Today’s article will teach you how to achieve vintage guitar tone of the 1960s. In this era, some of the best guitar players ever came into the spotlight such as Jimi Hendrix, Eric Clapton, George Harrison, Jimmy Page, and many more. Not only are they incredibly talented players, they also had guitar tone that many today still desire. So lets look at elements of why their tone is the way it is, so you will know how you can get closer to that ’60s style tone yourself.
If you are using Schecters or Ibanez guitars (with the exception of copies), most likely you won’t get that vintage tone. The guitars used in the ’60s include Fender, Gibson, Rickenbacker, and Gretsch. Of course there are many others, but these were very notable at the time, especially the Stratocaster and Les Paul. Also in this era, the electronics were different then they are today. So if you want to make your modern day guitar more vintage-sounding, try installing low-output pickups.
During the ’60s, digital didn’t exist. The amps used during this period were tube amps. In Britain, Marshall and Vox amps were very popular, specifically the Marshall Bluesbreaker and Plexi amps, and the Vox AC amps. You can find Jimi Hendrix and Eric Clapton using the Marshall Plexi amplifiers, while the Beatles were partial to the Vox amp (in the early ’60s). In the west, Fender Amps definitely were the most popular. These days, vintage amps can run you thousands of dollars. Check out old Traynor amps which replicated sounds of both Fender and Marshall at the time, but at a fraction of the cost. If you have a newer amp, you can change out the stock tubes with NOS tubes (new old stock) to get that vintage tone. While NOS tubes are expensive, you can with one pre-amp tube in V1 of your amp will have the most dramatic effect on tone. Mullard and RCA are among the best in the NOS tube world.
Again, no digital pedals in this era. You want to look for analog pedals. Around the late ’60s, Fuzz pedals made their way onto the scene. If you want a 1967 style fuzz, which can be defined as warm, fat and creamy, look for a fuzz with Germanium transistors. If you want that more aggressive, in-your-face fuzz tone, go with the silicon transistors.
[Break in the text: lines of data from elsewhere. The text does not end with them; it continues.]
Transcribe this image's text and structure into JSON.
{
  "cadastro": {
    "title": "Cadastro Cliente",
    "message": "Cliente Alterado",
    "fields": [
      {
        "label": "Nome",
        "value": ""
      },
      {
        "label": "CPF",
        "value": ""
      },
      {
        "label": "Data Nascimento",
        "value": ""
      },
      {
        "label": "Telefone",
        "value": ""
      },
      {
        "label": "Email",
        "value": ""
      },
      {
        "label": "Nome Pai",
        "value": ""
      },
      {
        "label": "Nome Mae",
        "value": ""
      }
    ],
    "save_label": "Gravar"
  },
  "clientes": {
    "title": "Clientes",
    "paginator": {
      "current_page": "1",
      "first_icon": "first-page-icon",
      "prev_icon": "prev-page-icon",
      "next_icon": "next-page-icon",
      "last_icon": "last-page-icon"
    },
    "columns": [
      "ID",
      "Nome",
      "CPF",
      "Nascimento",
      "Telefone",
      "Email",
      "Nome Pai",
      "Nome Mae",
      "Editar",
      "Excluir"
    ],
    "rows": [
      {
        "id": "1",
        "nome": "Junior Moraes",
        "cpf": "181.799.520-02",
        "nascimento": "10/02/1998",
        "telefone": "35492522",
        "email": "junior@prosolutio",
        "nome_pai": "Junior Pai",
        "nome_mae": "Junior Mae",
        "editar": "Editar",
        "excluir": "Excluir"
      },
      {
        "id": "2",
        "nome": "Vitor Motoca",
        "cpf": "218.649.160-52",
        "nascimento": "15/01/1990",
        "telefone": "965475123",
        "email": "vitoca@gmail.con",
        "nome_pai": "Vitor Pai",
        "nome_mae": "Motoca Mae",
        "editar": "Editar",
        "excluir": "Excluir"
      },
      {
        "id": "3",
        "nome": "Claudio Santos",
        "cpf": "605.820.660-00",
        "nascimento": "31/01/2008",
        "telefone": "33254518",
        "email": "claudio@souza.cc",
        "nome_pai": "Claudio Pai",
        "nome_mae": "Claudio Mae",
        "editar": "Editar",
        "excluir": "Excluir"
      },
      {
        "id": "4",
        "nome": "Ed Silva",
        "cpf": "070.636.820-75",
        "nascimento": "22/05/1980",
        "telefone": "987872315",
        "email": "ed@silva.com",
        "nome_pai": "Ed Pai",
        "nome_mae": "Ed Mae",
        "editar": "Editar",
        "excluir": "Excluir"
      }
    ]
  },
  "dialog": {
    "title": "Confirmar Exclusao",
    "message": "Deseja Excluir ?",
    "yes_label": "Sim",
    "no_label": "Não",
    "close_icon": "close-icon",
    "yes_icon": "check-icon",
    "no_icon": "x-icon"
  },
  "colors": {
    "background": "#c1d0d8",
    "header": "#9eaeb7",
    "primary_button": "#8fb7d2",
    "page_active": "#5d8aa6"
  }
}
Other pedals that became popular in the ’60s are Wahs, Octave, and of course the legendary Univibe.
So there you have it. Mix tube amps, with legendary guitars (with low output pickups), and pedals from this era, and you’ll get much closer to that ’60s guitar tone.